(Dataset rows describing interfaces)
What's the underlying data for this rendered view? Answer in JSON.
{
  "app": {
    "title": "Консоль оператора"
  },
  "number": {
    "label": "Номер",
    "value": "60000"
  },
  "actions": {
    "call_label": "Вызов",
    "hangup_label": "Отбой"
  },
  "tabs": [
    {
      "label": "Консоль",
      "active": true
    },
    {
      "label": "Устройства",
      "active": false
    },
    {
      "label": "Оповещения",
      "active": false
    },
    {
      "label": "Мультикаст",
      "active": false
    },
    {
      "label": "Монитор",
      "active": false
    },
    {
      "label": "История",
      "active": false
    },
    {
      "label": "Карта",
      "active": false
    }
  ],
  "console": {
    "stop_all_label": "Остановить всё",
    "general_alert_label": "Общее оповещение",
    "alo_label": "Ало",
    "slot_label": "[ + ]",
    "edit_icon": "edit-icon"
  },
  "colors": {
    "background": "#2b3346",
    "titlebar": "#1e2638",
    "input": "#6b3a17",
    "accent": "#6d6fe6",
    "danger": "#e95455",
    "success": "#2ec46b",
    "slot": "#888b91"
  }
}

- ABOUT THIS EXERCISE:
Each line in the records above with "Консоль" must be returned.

- RESULT BELOW:
    "title": "Консоль оператора"
      "label": "Консоль",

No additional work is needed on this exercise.